Lindsay, Sven's Mother, has suffered the most. She is a nurse, works the 3-11 shift at the hospital as she always has. When Sven was younger, he would come to our house after school and a hired college student would pick him up at 5, make him dinner, help him with homework, make sure he got a shower,  and put him to bed.  When he was 13, he started staying home alone.

When he left for college, Lindsay said that she felt like her house echoed for months without his footsteps to clang through. When he started drifting away, she tried everything possible to help him until she finally realized that he didn't want her help. This was pretty much after he moved and didn't tell her where he was. She went for months not knowing if he was dead or alive. Always a slight woman, her face became more pinched, grayer by the day.
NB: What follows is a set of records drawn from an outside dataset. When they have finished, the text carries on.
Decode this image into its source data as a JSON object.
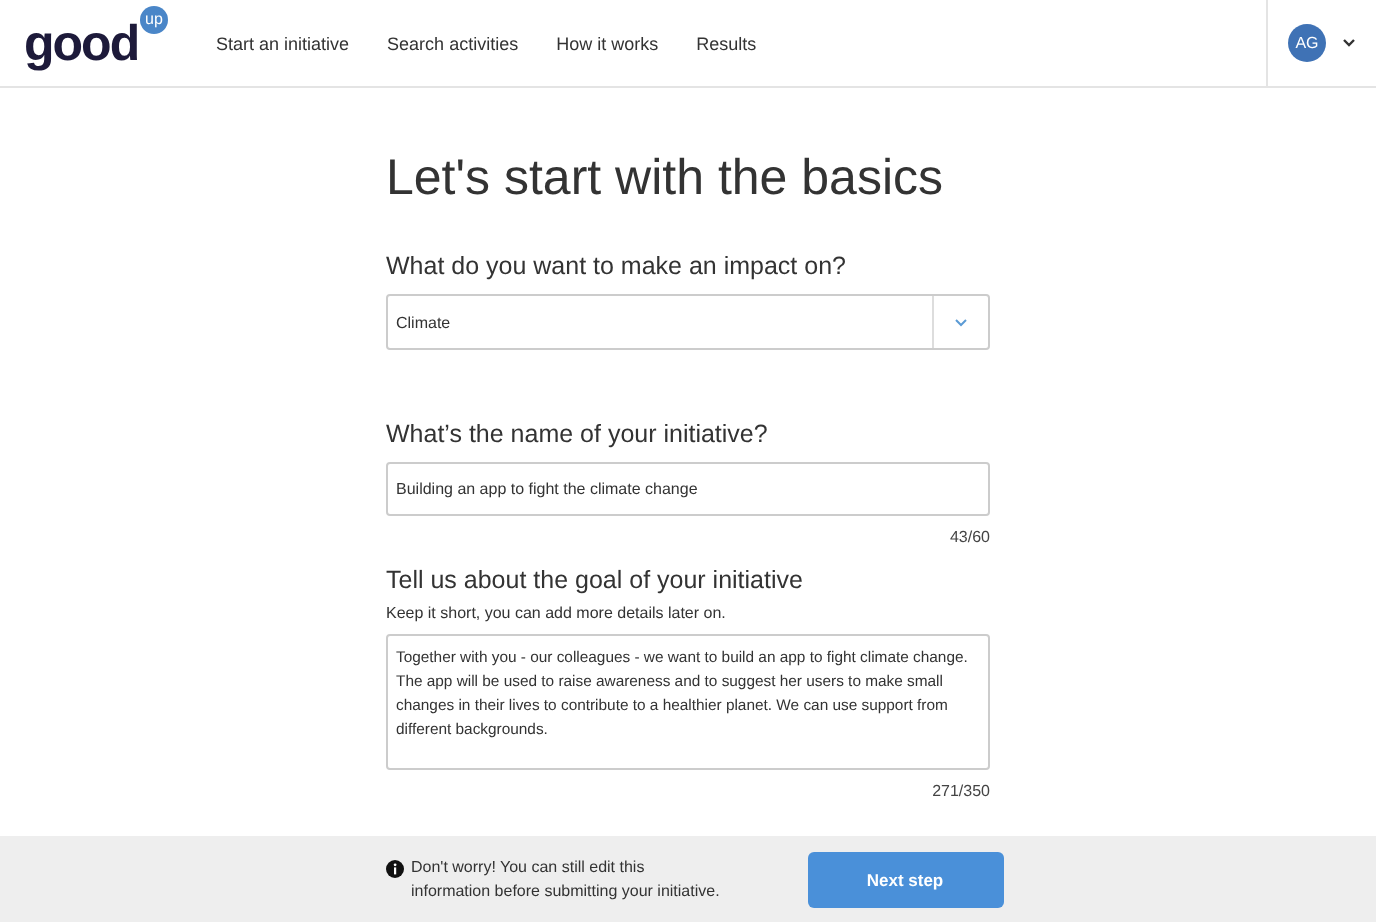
{
  "header": {
    "logo": "good",
    "logo_badge": "up",
    "nav": [
      {
        "label": "Start an initiative"
      },
      {
        "label": "Search activities"
      },
      {
        "label": "How it works"
      },
      {
        "label": "Results"
      }
    ],
    "user_initials": "AG"
  },
  "title": "Let's start with the basics",
  "fields": [
    {
      "kind": "select",
      "label": "What do you want to make an impact on?",
      "value": "Climate"
    },
    {
      "kind": "input",
      "label": "What’s the name of your initiative?",
      "value": "Building an app to fight the climate change",
      "counter": "43/60"
    },
    {
      "kind": "textarea",
      "label": "Tell us about the goal of your initiative",
      "hint": "Keep it short, you can add more details later on.",
      "value": "Together with you - our colleagues - we want to build an app to fight climate change. The app will be used to raise awareness and to suggest her users to make small changes in their lives to contribute to a healthier planet. We can use support from different backgrounds.",
      "counter": "271/350"
    }
  ],
  "footer": {
    "notice": "Don't worry! You can still edit this information before submitting your initiative.",
    "button": "Next step"
  }
}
He came skulking home once when she was at work and went straight to her drawer where she kept her sock of saved money and stole every dime. On his way out the door, he ran into Bing and Socks who were out for a walk. Socks ran to him and Sven gave him a swift kick before jumping into the waiting cab. Bing and I had the heartbreaking task of calling Lindsay at work. She came home, found the missing money, but refused to call the police. She sat on her sofa with me next to her, trying to hug her stiff, aching body, anything to help her. She finally looked at me with so much pain in her face that I winced and said, "He's my SON, Maria! I can't turn him in. I just can't, okay?"
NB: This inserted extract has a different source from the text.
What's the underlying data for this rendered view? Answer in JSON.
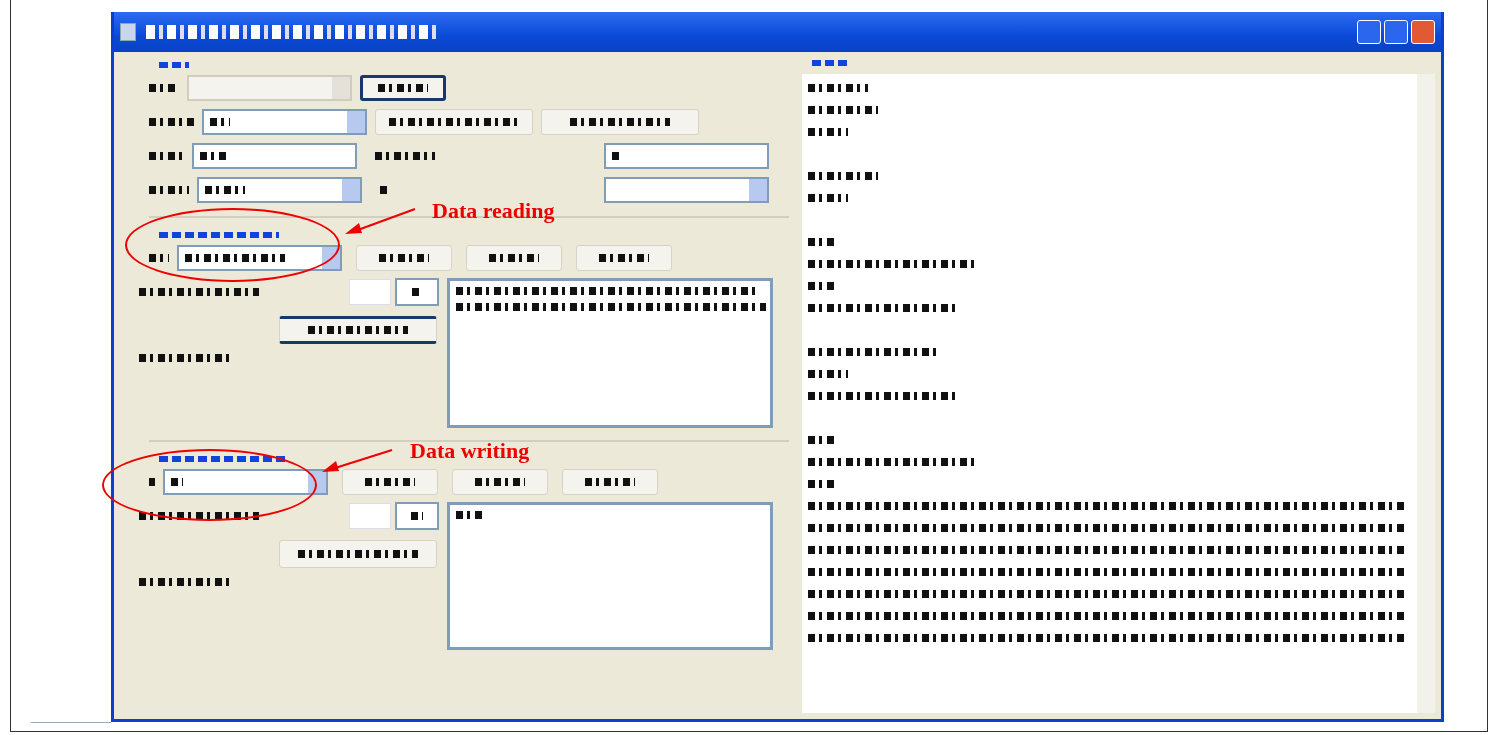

I said sure. Okay.

Years went by. Liv vowed never to forgive him.

He got sober and she relented. He relapsed and she stiffened her resolve.

This time, it has taken him many moons to get back into Liv's heart, back into all of our hearts except his Mothers. She could never turn him away.

And now, it looks as if he just may be okay. I say this with just a little bit of terror. I want it to be true more than anything.

Liv is jaded, but still somehow hopeful.

"We'll see," she has told him and us.

So, when Lindsay turned to me at Liv's game and said, with trepidation, "Sven is coming home for Thanksgiving this year. Says he will stay a week. Would you, Bing and Liv join us or do you have plans made already?", I immediately accepted. We had no huge plans other than to eat at my Sister's house as we always do and we always say on the way home that we really must find a different way to spend Thanksgiving every year.

So, this year...I say with great hope and deep tenderness that we will be bringing pumpkin pie to Lindsay's house for Thanksgiving dinner.

And we will see Sven. Our Sven. Our family.

We all have such hope.